= Instructions to follow =
In the material below, find each line with the word "highlight" and copy it.

= Data shown =
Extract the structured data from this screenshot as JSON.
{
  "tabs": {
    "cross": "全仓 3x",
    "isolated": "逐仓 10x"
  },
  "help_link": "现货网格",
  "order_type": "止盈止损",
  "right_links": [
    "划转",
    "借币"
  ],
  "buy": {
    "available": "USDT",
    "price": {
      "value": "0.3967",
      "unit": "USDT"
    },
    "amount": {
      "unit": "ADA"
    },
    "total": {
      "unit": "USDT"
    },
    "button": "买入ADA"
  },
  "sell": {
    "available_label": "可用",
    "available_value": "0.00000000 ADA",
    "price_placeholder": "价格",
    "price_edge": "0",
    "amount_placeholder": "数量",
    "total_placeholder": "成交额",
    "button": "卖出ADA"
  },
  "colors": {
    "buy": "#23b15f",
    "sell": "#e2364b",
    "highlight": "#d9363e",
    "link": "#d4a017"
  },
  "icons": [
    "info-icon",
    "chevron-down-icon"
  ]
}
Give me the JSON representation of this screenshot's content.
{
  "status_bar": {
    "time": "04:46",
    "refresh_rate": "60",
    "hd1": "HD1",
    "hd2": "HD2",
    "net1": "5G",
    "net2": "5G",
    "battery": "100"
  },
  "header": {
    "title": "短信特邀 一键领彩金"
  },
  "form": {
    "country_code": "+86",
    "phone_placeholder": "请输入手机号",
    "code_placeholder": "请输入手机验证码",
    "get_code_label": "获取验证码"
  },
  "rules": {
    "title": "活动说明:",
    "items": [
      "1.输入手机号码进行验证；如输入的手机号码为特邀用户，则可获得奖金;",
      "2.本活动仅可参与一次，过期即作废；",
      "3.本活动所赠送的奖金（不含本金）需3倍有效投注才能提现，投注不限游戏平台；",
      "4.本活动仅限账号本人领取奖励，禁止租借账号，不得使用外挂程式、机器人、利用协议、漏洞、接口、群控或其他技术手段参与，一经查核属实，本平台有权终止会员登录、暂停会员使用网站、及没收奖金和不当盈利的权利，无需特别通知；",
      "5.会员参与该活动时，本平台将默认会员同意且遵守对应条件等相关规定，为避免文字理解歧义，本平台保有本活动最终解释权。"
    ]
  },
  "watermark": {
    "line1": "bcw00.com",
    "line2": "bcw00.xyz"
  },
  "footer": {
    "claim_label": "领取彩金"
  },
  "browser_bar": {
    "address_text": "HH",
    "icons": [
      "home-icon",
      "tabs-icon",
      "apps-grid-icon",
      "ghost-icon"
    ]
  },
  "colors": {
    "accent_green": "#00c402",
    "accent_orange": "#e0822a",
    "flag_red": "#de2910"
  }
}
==
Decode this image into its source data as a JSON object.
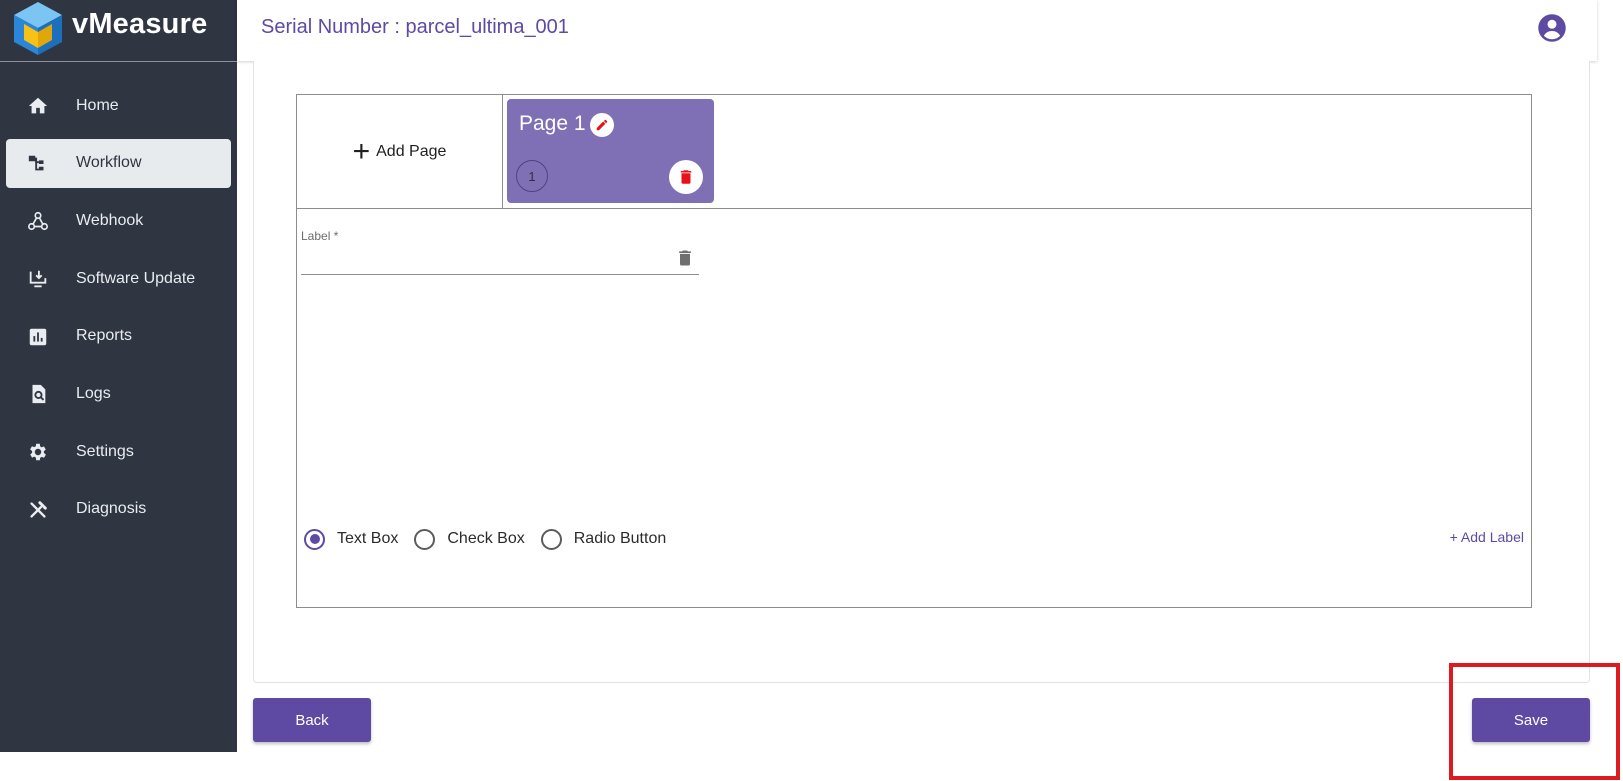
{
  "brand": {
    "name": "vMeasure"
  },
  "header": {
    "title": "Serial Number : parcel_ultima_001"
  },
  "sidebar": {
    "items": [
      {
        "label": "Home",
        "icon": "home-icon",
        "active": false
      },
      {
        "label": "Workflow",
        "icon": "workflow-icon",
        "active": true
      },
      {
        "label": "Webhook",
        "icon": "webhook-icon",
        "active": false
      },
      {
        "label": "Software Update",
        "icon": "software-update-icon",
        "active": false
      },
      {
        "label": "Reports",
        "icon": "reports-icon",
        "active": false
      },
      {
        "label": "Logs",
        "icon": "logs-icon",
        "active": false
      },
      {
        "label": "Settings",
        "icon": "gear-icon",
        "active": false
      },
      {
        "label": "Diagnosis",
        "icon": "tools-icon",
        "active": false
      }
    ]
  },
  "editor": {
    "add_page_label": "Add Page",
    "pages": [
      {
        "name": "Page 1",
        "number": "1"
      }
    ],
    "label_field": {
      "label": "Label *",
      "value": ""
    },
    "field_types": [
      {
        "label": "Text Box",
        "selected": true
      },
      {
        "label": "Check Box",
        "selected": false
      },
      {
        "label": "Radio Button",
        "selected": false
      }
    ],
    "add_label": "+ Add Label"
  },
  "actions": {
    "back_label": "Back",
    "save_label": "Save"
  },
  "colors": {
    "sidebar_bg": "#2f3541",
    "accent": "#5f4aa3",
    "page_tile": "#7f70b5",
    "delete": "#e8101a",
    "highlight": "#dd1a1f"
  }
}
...
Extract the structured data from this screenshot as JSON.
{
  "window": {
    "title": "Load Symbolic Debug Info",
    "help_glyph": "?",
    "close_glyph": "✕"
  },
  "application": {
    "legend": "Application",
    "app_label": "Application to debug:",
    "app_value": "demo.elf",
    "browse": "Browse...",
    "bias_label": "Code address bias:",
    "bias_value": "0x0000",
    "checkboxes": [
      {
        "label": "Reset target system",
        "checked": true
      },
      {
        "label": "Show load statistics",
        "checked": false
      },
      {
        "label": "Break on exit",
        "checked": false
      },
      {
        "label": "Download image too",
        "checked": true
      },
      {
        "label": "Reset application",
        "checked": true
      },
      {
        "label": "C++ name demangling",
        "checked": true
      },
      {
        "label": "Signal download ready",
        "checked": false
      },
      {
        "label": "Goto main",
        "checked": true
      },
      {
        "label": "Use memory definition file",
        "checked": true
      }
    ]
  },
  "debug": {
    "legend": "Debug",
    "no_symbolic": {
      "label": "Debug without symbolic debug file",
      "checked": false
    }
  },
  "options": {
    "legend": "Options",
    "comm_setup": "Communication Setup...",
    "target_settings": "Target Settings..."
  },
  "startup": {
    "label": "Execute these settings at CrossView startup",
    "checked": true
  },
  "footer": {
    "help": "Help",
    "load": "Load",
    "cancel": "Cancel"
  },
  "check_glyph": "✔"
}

= Solution for this exercise =
    "highlight": "#d9363e",
    "highlight": "#dd1a1f"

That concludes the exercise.